Nonno's Ristorante Italiano
Open to dine in with reservations, as well as pick up or carry out orders.
5314 Baltimore Drive in La Mesa
(619) 337-9559 |

Red Lobster
Sun - Thurs: 11am - 10pm, Fri & Sat: 11am - 11pm
(619) 463-4449 | 8703 Murray Drive in La Mesa
Free delivery when ordering at:

San Pasqual Winery
Order pickups and bottles to go only (no wine service) - Mon - Fri 12 - 6 & Sat & Sun 12 - 5
8364 La Mesa Blvd. in La Mesa
(619) 462-1797 |

Surf Rider Pizza Co.
Takeout: Tuesday - Sunday 11:30am - 7:30pm
8381 La Mesa Blvd. in La Mesa
(619) 340-1270 |

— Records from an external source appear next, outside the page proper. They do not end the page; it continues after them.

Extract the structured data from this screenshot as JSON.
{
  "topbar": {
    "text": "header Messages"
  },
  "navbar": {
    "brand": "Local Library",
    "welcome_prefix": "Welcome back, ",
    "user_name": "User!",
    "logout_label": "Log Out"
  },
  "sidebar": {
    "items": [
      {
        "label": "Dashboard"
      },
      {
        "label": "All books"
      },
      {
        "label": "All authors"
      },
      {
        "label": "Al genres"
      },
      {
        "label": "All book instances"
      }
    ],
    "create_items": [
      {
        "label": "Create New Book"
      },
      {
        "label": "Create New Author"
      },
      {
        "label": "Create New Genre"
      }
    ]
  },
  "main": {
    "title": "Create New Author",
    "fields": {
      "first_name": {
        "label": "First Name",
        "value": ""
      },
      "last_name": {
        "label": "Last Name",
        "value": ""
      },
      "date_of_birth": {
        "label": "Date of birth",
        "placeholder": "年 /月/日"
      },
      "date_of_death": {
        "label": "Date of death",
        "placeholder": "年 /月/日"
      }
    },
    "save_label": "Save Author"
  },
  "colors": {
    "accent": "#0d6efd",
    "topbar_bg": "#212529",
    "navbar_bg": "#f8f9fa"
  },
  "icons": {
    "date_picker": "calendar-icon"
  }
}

The Lunch Box Cafe and Deli
We're open for dine-in service, takeout or delivery!
Tuesday to Friday: 7:30am - 2:00pm
Saturday: 7:30am - 1:00pm
8751 La Mesa Blvd. in La Mesa
(619) 463-4013 |

The Regal Bar
8344 La Mesa Blvd. in La Mesa
(619) 469-1633

Valley Farm Market
Fresh meat, chicken and fish, as well as milk, eggs, bread and fresh produce. Products are available on a “first come, first served” basis.
9040 Campo Rd. in Spring Valley
(619) 463-9595 |
Thank you for your support!

Mary England
President & CEO
Cell: 619-251-7730
La Mesa Chamber of Commerce ∙ 8080 La Mesa Blvd. Ste. 212 ∙ La Mesa, California 91942